The fundamental theorem of arithmetic states that every integer greater than 1 can be factored uniquely (up to the ordering of the factors) into a product of powers of one or more primes. So denoting the primes 2, 3, 5 … as , , , …, each integer can be factored as , where and are the index and power of the prime in the factorization. For example, , or .

After that, each index and exponent can likewise be factored: . Because the recursive process ends with all indexes and exponents as 1, the ones can be suppressed without loss of meaning, so that .

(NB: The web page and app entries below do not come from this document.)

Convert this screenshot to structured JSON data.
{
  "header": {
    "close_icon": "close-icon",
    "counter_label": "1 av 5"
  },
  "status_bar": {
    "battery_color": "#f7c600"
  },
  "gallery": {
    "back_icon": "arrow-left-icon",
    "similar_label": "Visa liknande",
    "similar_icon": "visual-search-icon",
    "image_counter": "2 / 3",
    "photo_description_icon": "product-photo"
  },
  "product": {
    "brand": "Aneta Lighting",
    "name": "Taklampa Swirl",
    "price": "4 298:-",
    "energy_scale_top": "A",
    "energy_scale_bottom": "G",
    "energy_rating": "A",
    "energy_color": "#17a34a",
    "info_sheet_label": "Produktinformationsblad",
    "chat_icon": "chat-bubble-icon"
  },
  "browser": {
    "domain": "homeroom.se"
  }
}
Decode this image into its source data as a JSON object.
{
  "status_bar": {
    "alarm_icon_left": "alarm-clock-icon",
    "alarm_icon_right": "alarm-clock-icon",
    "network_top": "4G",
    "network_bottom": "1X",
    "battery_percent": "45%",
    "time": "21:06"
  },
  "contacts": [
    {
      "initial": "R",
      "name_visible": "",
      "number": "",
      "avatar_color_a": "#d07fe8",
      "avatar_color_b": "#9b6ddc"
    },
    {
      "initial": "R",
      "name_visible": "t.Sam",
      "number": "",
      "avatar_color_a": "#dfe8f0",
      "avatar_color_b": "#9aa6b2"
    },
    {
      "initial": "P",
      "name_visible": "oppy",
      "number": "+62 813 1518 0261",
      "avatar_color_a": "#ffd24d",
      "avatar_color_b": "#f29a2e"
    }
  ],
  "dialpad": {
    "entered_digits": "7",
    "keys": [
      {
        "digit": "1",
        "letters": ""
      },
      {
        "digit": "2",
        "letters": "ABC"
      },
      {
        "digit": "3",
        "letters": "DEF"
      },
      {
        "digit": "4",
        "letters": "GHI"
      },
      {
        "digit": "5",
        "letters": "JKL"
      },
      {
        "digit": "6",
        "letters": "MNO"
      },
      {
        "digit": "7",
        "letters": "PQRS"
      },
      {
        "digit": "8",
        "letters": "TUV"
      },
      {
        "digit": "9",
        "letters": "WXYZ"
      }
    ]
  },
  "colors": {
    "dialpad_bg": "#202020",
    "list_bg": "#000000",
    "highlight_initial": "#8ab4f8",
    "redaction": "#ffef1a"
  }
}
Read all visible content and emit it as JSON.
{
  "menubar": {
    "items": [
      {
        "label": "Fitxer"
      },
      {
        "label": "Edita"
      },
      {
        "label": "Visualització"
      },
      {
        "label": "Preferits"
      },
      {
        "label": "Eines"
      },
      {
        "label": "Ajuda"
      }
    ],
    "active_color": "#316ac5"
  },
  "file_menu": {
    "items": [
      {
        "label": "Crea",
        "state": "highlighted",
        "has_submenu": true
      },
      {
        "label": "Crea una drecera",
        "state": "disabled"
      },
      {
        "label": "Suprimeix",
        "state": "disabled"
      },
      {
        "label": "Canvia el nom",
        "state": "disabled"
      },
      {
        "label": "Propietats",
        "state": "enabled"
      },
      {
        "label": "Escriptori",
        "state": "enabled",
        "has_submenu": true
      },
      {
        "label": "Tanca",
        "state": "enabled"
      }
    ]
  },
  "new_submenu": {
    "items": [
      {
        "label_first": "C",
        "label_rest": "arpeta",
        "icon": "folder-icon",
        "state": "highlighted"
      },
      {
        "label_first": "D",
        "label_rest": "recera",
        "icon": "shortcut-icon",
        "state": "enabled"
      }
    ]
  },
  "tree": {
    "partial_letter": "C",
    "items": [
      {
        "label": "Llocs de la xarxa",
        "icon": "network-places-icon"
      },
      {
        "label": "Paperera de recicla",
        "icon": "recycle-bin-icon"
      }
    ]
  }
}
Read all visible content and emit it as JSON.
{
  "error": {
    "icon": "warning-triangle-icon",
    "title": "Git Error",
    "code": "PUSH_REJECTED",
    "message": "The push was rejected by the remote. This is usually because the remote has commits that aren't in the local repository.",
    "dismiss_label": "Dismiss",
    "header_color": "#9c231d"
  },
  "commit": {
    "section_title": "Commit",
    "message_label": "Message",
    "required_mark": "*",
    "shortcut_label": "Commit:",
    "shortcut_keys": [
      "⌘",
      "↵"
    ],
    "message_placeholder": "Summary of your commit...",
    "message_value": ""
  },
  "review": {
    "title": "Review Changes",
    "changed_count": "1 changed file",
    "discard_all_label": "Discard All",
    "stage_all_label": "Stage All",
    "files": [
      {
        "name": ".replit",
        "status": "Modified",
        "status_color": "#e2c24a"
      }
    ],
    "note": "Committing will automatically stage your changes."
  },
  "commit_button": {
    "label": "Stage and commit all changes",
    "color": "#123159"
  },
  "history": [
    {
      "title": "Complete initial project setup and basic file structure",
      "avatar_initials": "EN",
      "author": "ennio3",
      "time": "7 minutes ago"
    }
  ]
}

This Demonstration shows this representation of any integer factorization.